- Black Founders: creates an ecosystem that stimulates tech entrepreneurs and fosters economic growth for Black business owners. Black Founder’s “Gust” system connects Black-owned startups who are currently raising money and actively looking for investors with a collection of investors around the world. The organization also connects business owners with networking, workshops, conferences, and hackathons.
- Black Owned Everything: takes a more modern approach to the idea of Black-owned business directories by curating photos and products from Black-owned businesses via a popular Instagram account. Businesses that want to be featured can register with the service and then photos from their Instagram may be promoted for free to a much larger audience.
- Bloomington Economic Development Tool: Find local information to help your business make smarter, faster, better decisions.
- City of Bloomington — Boards & Commissions: Through a variety of boards and commissions, established by the City of Bloomington, citizens can provide input on the policies that shape their government and their city. There are currently more than 30 boards and commissions that advise the Mayor and City Council on a vast array of issues. To apply to a board, go to https://bloomington.in.gov/boards.
- City of Bloomington Business Academy: The City of Bloomington believes that a thriving business community enhances the quality of life for citizens. These are resources are for businesses ready to operate in Bloomington.
- City of Bloomington Business Resources: Local government must take the lead in envisioning and creating a thriving community, identified by the health of its environment, the vitality of its economy and the equity among its citizens. Creating such a community requires cooperative participation from both the public and private sectors. This section describes the City’s approach to business and sustainability, and the resulting economic development initiatives and business incentives.
- Indy Black Chamber of Commerce: The leading advocate for Black-owned businesses in central Indiana
- Minority Business Certification — By Black: The U.S. Black Chambers, Inc. has developed ByBlack as the only national certification exclusively for Black-owned businesses. ByBlack provides Black entrepreneurs a way to reach new customers and unlock opportunities to secure contracts with large potential buyers.
- Trainings: U.S. Patent and Trademark Office Events

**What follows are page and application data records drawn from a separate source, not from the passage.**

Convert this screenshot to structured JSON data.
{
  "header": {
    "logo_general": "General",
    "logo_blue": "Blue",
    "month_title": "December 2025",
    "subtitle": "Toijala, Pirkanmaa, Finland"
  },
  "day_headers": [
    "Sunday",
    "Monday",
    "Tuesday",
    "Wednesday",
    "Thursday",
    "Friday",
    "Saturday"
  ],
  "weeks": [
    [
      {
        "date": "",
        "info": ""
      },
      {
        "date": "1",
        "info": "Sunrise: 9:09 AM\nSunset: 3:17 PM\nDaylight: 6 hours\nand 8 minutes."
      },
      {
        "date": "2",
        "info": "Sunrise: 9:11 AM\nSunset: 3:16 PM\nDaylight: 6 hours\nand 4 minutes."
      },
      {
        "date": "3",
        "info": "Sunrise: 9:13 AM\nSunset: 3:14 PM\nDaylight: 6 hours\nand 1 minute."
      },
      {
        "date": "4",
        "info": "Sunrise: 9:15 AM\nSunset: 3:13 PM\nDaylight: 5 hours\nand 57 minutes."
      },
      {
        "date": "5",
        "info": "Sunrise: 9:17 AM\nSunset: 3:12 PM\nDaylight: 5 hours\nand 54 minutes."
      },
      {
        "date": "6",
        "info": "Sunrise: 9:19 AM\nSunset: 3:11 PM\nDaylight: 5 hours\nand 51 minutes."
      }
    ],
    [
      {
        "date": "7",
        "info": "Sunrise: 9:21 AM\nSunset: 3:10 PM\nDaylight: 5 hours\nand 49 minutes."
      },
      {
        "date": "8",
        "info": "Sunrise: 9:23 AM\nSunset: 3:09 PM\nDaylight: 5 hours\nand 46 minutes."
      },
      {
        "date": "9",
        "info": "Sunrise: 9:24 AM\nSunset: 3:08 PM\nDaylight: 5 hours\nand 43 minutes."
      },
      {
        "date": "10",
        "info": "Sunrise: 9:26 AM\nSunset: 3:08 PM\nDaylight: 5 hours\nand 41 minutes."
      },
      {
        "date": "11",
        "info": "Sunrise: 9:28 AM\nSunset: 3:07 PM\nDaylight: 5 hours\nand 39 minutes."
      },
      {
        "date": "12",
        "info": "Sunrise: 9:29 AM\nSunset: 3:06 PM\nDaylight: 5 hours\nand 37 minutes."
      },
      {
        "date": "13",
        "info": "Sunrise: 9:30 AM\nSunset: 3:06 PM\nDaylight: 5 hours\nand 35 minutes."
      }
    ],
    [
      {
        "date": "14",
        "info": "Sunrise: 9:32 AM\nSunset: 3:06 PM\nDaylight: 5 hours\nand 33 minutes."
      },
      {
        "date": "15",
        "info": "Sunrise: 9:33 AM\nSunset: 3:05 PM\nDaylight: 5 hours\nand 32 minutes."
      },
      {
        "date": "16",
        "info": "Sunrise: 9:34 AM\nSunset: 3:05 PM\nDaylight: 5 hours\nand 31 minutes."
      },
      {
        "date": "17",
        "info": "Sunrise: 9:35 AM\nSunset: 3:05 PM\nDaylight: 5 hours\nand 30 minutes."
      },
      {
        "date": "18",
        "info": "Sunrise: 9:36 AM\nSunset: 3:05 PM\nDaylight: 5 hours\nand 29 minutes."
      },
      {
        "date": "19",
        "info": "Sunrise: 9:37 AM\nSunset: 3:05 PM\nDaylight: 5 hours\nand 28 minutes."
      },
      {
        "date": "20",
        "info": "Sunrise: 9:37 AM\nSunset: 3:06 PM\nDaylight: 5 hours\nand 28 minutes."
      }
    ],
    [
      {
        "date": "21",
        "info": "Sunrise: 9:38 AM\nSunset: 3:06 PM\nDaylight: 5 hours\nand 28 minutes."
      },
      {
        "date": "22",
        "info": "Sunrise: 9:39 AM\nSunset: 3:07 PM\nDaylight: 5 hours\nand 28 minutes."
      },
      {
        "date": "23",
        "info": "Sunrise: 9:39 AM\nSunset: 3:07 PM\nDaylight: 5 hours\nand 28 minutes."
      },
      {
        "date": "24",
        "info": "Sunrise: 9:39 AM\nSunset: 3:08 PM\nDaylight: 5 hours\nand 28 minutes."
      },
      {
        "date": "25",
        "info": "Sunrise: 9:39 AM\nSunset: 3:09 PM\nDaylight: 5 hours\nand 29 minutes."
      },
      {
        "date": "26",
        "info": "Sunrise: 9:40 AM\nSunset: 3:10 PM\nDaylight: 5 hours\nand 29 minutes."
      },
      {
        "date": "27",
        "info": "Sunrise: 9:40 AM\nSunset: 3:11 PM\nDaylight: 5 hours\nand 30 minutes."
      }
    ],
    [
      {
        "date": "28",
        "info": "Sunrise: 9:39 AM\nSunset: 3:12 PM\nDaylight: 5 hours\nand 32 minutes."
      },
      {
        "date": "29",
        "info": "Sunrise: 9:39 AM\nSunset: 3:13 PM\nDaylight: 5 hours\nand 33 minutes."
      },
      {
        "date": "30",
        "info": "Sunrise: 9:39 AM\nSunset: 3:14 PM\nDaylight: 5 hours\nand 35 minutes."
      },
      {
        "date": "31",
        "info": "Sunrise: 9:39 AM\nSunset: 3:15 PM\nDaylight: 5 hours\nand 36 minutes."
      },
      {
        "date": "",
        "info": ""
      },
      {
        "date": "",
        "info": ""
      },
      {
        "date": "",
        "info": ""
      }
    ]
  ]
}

- U.S. Black Chambers, Inc.: Also known as The National Voice of Black Businesses, the U.S. Black Chambers (USBC) provides leadership and advocacy for economic empowerment of Black-owned businesses. They create resources for a network of African American Chambers of Commerce, which can also be accessed directly on their website. These include free digital training courses and tools, webinars, podcasts, programs and events.
- U.S. Small Business Administration continues to help small business owners and entrepreneurs pursue the American dream. SBA is the only cabinet-level federal agency fully dedicated to small business and provides counseling, capital, and contracting expertise as the nation’s only go-to resource and voice for small businesses.